■ Work request: In the records that come next, find every line with "start". Return those lines.

■ Materials provided:
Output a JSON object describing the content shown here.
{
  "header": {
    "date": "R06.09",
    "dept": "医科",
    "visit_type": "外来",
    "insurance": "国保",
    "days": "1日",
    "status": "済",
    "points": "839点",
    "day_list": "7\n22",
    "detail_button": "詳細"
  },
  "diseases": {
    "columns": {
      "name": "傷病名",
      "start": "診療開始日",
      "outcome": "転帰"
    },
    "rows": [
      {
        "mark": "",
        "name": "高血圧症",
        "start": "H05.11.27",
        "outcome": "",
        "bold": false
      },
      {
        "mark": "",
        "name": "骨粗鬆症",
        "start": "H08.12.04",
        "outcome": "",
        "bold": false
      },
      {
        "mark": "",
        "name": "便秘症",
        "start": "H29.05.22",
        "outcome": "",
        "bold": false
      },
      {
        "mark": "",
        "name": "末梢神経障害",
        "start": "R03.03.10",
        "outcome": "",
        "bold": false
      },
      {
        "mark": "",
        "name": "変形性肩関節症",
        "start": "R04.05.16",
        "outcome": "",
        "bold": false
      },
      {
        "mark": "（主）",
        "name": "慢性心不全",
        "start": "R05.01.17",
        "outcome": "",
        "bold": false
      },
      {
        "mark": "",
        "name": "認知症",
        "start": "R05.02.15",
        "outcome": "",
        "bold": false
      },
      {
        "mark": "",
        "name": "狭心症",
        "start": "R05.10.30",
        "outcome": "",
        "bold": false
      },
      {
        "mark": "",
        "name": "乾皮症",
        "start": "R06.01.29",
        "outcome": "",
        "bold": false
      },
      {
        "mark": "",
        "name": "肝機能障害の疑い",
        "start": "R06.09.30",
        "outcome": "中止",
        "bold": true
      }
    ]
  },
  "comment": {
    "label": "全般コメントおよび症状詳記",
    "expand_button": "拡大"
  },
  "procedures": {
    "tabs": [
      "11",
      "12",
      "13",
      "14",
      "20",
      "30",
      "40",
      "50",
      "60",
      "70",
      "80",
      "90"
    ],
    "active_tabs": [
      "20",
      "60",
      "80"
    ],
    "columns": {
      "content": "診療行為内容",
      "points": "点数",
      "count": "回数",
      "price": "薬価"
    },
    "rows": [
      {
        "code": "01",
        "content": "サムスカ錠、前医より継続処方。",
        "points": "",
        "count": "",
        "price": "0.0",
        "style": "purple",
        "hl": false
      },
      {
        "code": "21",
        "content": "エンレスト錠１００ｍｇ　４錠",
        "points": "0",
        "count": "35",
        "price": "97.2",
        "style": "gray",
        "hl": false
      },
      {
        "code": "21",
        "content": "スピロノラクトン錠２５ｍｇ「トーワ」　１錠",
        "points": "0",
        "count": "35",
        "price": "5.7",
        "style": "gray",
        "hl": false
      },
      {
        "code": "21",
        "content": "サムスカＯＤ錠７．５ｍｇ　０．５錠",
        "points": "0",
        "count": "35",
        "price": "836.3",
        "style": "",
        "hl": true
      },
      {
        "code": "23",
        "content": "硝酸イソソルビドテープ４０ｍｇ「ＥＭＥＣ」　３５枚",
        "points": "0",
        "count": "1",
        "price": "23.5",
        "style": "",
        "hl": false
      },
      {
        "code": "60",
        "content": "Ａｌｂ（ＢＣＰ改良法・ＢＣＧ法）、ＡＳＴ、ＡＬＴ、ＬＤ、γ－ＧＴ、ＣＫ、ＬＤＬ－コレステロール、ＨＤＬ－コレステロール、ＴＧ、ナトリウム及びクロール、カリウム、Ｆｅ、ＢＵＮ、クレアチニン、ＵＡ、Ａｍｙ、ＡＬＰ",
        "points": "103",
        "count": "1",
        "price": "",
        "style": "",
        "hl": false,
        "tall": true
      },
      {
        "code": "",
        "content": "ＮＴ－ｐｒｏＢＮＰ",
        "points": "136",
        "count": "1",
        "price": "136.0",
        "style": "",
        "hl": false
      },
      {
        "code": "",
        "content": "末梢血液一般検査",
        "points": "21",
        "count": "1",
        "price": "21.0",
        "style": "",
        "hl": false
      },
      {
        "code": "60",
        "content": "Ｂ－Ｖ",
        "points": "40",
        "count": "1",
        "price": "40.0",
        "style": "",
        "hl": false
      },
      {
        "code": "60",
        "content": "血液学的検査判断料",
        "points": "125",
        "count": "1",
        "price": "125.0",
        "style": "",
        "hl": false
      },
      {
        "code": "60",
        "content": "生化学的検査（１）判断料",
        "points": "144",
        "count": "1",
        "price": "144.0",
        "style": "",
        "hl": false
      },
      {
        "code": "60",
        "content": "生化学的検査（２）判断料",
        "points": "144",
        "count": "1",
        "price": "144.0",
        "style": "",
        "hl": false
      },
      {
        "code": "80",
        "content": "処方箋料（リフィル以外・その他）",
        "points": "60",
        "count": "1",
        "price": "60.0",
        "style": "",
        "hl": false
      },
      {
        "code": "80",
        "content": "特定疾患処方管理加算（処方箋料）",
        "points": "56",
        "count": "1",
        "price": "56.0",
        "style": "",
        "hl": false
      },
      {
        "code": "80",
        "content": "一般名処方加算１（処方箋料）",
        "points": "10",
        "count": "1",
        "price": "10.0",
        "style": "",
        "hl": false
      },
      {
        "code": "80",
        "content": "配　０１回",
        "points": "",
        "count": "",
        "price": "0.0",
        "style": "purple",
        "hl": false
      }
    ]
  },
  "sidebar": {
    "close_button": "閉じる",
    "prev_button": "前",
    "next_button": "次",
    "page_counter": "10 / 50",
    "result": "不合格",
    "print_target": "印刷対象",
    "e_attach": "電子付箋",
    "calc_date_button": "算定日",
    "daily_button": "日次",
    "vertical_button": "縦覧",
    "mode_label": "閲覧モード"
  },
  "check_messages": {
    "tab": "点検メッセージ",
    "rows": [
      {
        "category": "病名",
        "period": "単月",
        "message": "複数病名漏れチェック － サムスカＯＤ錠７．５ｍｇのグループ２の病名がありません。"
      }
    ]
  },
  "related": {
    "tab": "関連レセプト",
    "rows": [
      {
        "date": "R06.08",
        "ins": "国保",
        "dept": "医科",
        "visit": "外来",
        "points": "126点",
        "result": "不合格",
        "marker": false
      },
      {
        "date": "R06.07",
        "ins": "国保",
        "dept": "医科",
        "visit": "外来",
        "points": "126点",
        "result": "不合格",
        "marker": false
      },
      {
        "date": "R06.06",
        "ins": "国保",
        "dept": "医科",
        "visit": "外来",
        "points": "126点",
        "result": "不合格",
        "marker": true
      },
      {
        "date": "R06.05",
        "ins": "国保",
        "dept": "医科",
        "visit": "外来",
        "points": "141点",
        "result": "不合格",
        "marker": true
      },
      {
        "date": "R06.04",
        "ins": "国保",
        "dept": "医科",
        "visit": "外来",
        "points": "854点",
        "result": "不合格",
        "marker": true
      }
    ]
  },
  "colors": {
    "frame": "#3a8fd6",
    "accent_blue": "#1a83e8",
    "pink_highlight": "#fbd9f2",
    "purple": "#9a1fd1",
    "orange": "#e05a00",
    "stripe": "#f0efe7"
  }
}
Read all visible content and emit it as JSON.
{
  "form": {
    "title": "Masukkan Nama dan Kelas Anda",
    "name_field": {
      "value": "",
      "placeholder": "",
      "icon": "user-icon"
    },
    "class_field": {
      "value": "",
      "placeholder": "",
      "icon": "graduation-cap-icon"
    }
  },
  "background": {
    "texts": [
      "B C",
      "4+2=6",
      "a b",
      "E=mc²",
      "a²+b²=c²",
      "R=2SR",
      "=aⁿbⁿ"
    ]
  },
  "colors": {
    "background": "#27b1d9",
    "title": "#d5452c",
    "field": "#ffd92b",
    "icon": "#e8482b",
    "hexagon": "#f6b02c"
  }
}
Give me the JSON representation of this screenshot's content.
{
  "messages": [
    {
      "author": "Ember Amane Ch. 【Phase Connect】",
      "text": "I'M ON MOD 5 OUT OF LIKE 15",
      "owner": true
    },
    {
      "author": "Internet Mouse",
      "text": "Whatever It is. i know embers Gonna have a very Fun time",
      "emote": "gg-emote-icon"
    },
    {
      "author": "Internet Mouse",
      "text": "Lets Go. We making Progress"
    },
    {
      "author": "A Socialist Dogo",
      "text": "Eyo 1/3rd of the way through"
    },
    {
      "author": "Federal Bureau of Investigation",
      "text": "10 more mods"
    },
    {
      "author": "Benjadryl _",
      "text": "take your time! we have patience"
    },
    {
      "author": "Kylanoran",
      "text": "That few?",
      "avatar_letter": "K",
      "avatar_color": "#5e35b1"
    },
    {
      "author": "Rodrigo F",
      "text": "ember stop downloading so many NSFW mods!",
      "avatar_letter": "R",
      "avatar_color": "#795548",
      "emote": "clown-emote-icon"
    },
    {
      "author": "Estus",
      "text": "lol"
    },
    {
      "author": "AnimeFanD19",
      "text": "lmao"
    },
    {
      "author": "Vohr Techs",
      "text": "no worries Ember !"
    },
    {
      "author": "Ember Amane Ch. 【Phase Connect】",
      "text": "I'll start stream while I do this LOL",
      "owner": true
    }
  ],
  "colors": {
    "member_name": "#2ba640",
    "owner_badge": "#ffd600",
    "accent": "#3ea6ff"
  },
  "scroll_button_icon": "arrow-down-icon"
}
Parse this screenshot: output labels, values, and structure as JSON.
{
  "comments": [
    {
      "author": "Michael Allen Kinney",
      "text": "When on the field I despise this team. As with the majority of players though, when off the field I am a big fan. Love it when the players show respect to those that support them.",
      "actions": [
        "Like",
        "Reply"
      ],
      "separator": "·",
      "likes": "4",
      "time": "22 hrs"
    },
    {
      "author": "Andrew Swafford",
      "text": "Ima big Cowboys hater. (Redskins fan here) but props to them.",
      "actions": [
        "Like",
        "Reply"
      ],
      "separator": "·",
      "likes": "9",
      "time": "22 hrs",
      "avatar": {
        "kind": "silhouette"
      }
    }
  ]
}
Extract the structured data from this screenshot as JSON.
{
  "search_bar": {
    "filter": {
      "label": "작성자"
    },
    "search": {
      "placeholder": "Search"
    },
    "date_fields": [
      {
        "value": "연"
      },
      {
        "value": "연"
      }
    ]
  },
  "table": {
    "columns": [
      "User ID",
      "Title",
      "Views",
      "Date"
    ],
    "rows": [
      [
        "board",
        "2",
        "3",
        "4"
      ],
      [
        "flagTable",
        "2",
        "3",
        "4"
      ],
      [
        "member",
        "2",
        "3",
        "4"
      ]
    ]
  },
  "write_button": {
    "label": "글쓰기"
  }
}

■ Written solution:
      "start": "診療開始日",
        "start": "H05.11.27",
        "start": "H08.12.04",
        "start": "H29.05.22",
        "start": "R03.03.10",
        "start": "R04.05.16",
        "start": "R05.01.17",
        "start": "R05.02.15",
        "start": "R05.10.30",
        "start": "R06.01.29",
        "start": "R06.09.30",
      "text": "I'll start stream while I do this LOL",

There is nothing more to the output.